Activity:
Record by record, write out the listing word for word while omitting pictures.

Data under study: Begin

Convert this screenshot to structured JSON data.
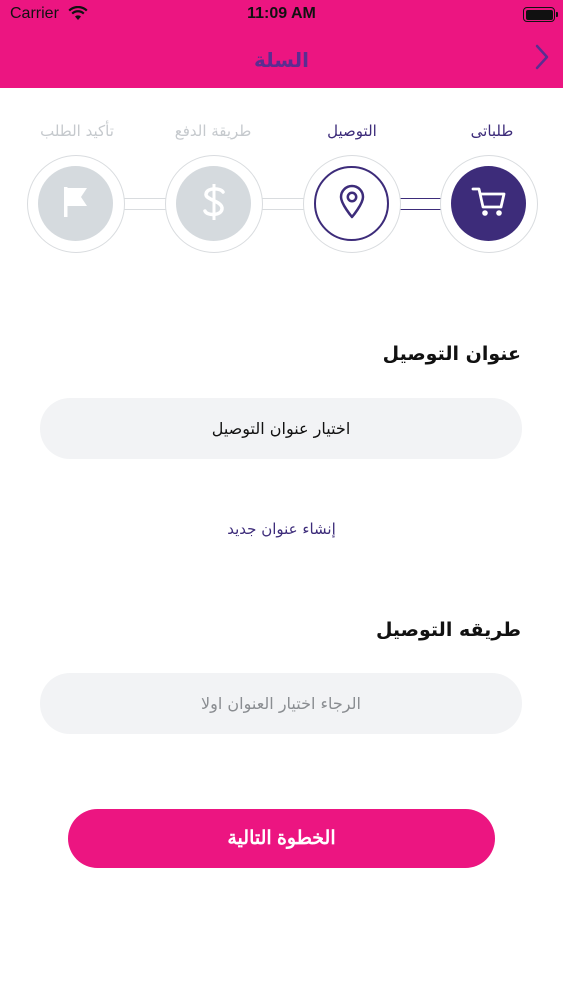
{
  "status_bar": {
    "carrier": "Carrier",
    "time": "11:09 AM"
  },
  "header": {
    "title": "السلة",
    "back_icon": "chevron-right-icon"
  },
  "stepper": {
    "steps": [
      {
        "label": "طلباتى",
        "icon": "cart-icon",
        "state": "completed"
      },
      {
        "label": "التوصيل",
        "icon": "location-pin-icon",
        "state": "current"
      },
      {
        "label": "طريقة الدفع",
        "icon": "dollar-icon",
        "state": "pending"
      },
      {
        "label": "تأكيد الطلب",
        "icon": "flag-icon",
        "state": "pending"
      }
    ]
  },
  "delivery_address": {
    "title": "عنوان التوصيل",
    "select_label": "اختيار عنوان التوصيل",
    "create_link": "إنشاء عنوان جديد"
  },
  "delivery_method": {
    "title": "طريقه التوصيل",
    "placeholder": "الرجاء اختيار العنوان اولا"
  },
  "next_button": {
    "label": "الخطوة التالية"
  },
  "colors": {
    "brand_pink": "#ec1581",
    "brand_purple": "#3d2c7a",
    "title_purple": "#5a2d91",
    "inactive_gray": "#d5dade",
    "field_bg": "#f2f3f5"
  }
}
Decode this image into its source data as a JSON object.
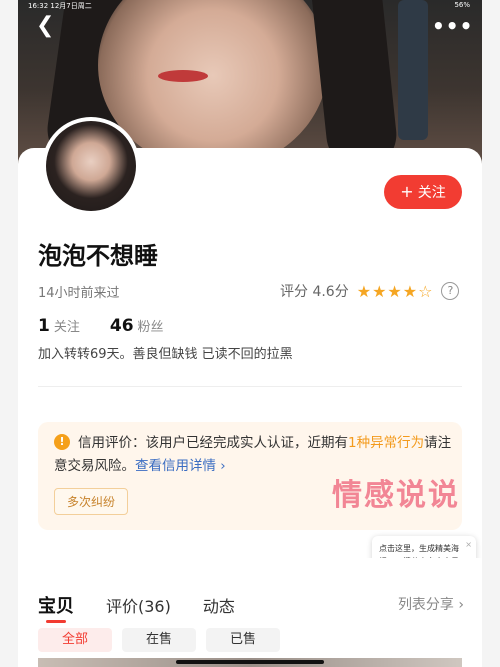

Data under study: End

Output of the exercise:
Convert this screenshot to structured JSON data.
{
  "status_bar": {
    "carrier": "Carrier",
    "time": "11:09 AM"
  },
  "header": {
    "title": "السلة",
    "back_icon": "chevron-right-icon"
  },
  "stepper": {
    "steps": [
      {
        "label": "طلباتى",
        "icon": "cart-icon",
        "state": "completed"
      },
      {
        "label": "التوصيل",
        "icon": "location-pin-icon",
        "state": "current"
      },
      {
        "label": "طريقة الدفع",
        "icon": "dollar-icon",
        "state": "pending"
      },
      {
        "label": "تأكيد الطلب",
        "icon": "flag-icon",
        "state": "pending"
      }
    ]
  },
  "delivery_address": {
    "title": "عنوان التوصيل",
    "select_label": "اختيار عنوان التوصيل",
    "create_link": "إنشاء عنوان جديد"
  },
  "delivery_method": {
    "title": "طريقه التوصيل",
    "placeholder": "الرجاء اختيار العنوان اولا"
  },
  "next_button": {
    "label": "الخطوة التالية"
  },
  "colors": {
    "brand_pink": "#ec1581",
    "brand_purple": "#3d2c7a",
    "title_purple": "#5a2d91",
    "inactive_gray": "#d5dade",
    "field_bg": "#f2f3f5"
  }
}
Decode this image into its source data as a JSON object.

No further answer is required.